Monday, July 14, 2008

Giving at both ends of life

One of my friends in the picture in the last post returned from Dublin two years ago, after living there for more than 20 years, to take care of her parents, both over 90.

Her father, prone to frequent falls, moved into a retirement home; she visits daily. L. and her mother live in the family home.


Her mother, P., is 95, clear-minded and still eager to engage the world. (She can legally drive, but it's fraught.) They head to country inns, theatre festivals, visit P.'s beloved Algonquin Park, where she canoed at 92, nourished by the familiar natural beauty.


They have always deeply enjoyed one another's company and have little of the reflexive friction so many of my friends feel (and I had) towards one's mother.


(Years ago another friend turned up at my door with her tiny, furious mother in tow. She'd spent the morning trying to buy her a winter coat. "YOU take her", she hissed. After a restorative lunch (with martinis) in the department store dining room, we found a chic cobalt blue topper that she loved. She was sweet as churned honey with me, as I expected.)


L. is single, childless (which simplified her return), incandescently intelligent, wildly funny, and a fearless straight-shooter. Doesn't complain about the friends, work, cottage and world she put on hold to return.

She will say she misses them, and expects to once again spend time in own home. But for now she's assuaging her mother's loneliness and boredom, and listening to her father's stories.

Every woman friend is dealing with elder care- either her own parents, in-laws, or extended family, some with L.'s grace and goodwill, others with resignation, resentment, worry.

Years ago many of us were consumed with childcare, exhausted and anxious about how we were shaping those little lives.

Now we are at a bedside again, combing hair, urging someone to eat, visiting a doctor, but it's so different at the other end of life. I felt far more emotional turbulence in the last years with my mother, flaring irritation and tenderness intertwined.

When our children are small we look at the stars with them and think, what will your future bring? We look at the stars with our very old parents and think, I hope there is a heaven for you, whatever form it takes.

5 comments:

kmkat said...

What a lovely post. My parents are gone over 20 years now, but I still think of them and wish they could have known their grandchildren. Mom was given 6 weeks to live when her cancer was diagnosed, but chemo put her into remission for almost 2 years; those 2 years were precious. My father, also diagnosed with cancer at about the same time, lived 5 days after his diagnosis.

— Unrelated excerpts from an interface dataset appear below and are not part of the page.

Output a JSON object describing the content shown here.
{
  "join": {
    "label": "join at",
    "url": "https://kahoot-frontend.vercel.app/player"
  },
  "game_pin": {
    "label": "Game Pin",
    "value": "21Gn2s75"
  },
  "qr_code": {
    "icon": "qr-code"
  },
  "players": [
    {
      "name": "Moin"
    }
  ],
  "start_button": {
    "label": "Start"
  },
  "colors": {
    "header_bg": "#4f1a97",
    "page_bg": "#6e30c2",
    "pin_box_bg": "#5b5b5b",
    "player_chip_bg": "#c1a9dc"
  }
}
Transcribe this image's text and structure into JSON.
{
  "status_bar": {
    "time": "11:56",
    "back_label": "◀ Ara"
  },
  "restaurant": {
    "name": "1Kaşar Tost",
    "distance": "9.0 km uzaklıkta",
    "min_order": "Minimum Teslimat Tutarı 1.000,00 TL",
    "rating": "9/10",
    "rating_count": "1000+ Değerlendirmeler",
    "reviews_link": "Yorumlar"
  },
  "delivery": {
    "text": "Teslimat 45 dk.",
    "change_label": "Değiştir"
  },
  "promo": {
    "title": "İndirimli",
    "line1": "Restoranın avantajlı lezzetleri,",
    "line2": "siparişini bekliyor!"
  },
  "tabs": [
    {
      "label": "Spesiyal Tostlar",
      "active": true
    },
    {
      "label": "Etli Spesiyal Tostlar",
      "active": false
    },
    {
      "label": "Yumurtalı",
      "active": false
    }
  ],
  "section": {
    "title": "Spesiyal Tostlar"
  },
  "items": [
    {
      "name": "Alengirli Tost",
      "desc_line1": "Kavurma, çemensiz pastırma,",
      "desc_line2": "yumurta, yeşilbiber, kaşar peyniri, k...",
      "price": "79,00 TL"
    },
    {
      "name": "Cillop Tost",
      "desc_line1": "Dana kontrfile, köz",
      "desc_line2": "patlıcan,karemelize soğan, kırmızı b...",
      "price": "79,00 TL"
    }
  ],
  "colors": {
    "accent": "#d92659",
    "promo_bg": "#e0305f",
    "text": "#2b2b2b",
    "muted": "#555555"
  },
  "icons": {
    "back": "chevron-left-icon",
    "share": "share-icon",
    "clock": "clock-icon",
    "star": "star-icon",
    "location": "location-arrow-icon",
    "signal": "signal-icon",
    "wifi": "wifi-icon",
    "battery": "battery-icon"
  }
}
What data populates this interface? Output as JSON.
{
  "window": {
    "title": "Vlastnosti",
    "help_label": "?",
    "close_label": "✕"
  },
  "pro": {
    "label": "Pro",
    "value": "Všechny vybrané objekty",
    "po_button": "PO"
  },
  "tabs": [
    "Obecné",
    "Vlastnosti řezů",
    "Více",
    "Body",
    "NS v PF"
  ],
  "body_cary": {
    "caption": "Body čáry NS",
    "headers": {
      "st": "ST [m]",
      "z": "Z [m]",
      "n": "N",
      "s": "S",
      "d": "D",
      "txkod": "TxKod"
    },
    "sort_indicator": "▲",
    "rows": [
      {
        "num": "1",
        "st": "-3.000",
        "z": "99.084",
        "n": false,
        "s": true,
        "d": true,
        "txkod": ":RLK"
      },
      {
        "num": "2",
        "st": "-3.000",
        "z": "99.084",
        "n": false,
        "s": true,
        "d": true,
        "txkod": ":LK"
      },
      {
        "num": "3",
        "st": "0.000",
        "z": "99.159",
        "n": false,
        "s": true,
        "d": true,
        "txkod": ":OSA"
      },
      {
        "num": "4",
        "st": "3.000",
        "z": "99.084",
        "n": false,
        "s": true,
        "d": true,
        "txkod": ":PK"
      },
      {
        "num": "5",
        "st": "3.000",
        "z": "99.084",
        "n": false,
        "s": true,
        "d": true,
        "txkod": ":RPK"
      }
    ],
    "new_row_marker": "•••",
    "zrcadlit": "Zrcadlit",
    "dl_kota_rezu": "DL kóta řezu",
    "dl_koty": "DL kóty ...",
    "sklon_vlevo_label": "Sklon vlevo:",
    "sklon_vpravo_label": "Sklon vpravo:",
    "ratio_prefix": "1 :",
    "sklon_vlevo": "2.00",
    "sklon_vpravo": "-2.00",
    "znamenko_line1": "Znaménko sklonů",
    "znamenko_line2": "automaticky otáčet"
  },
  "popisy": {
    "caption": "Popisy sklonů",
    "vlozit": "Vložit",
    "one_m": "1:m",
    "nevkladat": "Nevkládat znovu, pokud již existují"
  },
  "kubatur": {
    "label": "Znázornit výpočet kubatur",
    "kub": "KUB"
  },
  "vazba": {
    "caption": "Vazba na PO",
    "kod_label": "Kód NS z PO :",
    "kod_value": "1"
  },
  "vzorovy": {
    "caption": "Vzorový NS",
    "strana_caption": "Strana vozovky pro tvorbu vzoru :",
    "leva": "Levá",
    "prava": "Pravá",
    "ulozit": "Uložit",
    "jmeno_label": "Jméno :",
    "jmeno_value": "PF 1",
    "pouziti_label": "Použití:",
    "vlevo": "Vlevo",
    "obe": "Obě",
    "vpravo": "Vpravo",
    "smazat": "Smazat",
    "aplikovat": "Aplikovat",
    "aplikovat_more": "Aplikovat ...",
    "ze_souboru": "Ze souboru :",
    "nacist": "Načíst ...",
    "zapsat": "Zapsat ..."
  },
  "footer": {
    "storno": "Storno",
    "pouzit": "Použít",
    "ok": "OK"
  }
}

Our time together is short. Blessings on your friend L. and her parents for being able to make the most of it.

cybill said...

This post is so beautiful that i'm sure my comment can't justify it! I love the story of L, she has thrown herself wholeheartedly into her situation and created a new family dynamic. One whose memories I'm sure she will always treasure. Sadly for my generation, who put off having children until we were old(er), having to deal with both children and elderly parents is the norm. It's a beautiful but heartbreaking lesson about the cycle of a lifetime.

Toby Wollin said...

That is a very sweet post. As someone who had to do the caring for a demented parent with basically no help from a sibling, I have to say that you can miss the sweetness when care turns you into a jailer and juggler and makes you lose contact with your own family. If I can send a message to anyone out there, it is this: If you are one of the siblings who cannot(from distance, job, or just plain temperament)take part in the caring, please do all you can for the sibling(s) who do.

Duchesse said...

kmkat: Yes, we think of them all the time, each day is precious.
Toby: I'm aware and sad about this situation, I know how very fraught it is and hope my children never experience it. L. has a brother (and his family) living in the same city and they have come to a modus vivendi re how much each can do. She's also found a marvelous caregiver to spell her so she has some time off. Otherwise exhausting no matter how devoted one is.

Mardel said...

What a lovely and touching post. Oh to have the ability and time, and the easiness of relationship to take time off and take care of a parent. Toby, one does need support and caring for a demented family person is extremely isolating and difficult and finding the right balance is very difficult. Cybill, although it is not my experience, I watch my stepdaughter attempting to juggle caring for aging and ill mother as well as her infant son and career. She of course, cannot really help with the care of her father who is showing increasing signs of dementia, and I do not expect her to, as she has far more to juggle than I can imagine at this point.

Watching a beloved family member fall to dementia is extremely difficult, be it parent or spouse. I have also watched my grandmother and my MIL succumb to this disease. As for my spouse, I am still holding on to the hope that the problem is something treatable, but also increasingly preparing myself for the fact that such might not be the case, and the looming role of juggler and jailer.

It is good to be reminded of the sweetness, and to hang on to those precious moments when they occur.